▸ **Problem requirements**: The full listing, reproduced exactly, is what the response must contain.

Dataset: Begin

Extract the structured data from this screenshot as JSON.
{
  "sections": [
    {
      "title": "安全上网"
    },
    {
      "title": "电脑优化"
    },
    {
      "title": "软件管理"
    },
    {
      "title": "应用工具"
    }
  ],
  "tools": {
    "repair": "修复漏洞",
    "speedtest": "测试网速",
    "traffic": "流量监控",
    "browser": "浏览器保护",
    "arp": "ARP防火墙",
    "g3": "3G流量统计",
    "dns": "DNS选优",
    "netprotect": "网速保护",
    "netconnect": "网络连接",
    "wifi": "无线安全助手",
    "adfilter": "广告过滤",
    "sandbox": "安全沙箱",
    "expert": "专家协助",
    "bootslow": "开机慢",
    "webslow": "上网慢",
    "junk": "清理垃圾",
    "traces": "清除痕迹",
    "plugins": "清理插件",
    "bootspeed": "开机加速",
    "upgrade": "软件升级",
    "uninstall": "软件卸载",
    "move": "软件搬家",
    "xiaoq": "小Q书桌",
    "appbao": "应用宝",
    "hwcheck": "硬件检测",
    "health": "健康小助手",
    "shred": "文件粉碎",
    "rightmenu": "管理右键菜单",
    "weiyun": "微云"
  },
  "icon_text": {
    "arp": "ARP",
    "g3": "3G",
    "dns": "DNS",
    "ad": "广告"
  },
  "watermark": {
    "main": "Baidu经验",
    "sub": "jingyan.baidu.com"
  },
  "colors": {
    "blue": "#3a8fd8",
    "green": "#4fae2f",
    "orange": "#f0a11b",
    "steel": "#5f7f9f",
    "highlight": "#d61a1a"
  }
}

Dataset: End

▸ **Output of the exercise**:
Extract the structured data from this screenshot as JSON.
{
  "sections": [
    {
      "title": "安全上网"
    },
    {
      "title": "电脑优化"
    },
    {
      "title": "软件管理"
    },
    {
      "title": "应用工具"
    }
  ],
  "tools": {
    "repair": "修复漏洞",
    "speedtest": "测试网速",
    "traffic": "流量监控",
    "browser": "浏览器保护",
    "arp": "ARP防火墙",
    "g3": "3G流量统计",
    "dns": "DNS选优",
    "netprotect": "网速保护",
    "netconnect": "网络连接",
    "wifi": "无线安全助手",
    "adfilter": "广告过滤",
    "sandbox": "安全沙箱",
    "expert": "专家协助",
    "bootslow": "开机慢",
    "webslow": "上网慢",
    "junk": "清理垃圾",
    "traces": "清除痕迹",
    "plugins": "清理插件",
    "bootspeed": "开机加速",
    "upgrade": "软件升级",
    "uninstall": "软件卸载",
    "move": "软件搬家",
    "xiaoq": "小Q书桌",
    "appbao": "应用宝",
    "hwcheck": "硬件检测",
    "health": "健康小助手",
    "shred": "文件粉碎",
    "rightmenu": "管理右键菜单",
    "weiyun": "微云"
  },
  "icon_text": {
    "arp": "ARP",
    "g3": "3G",
    "dns": "DNS",
    "ad": "广告"
  },
  "watermark": {
    "main": "Baidu经验",
    "sub": "jingyan.baidu.com"
  },
  "colors": {
    "blue": "#3a8fd8",
    "green": "#4fae2f",
    "orange": "#f0a11b",
    "steel": "#5f7f9f",
    "highlight": "#d61a1a"
  }
}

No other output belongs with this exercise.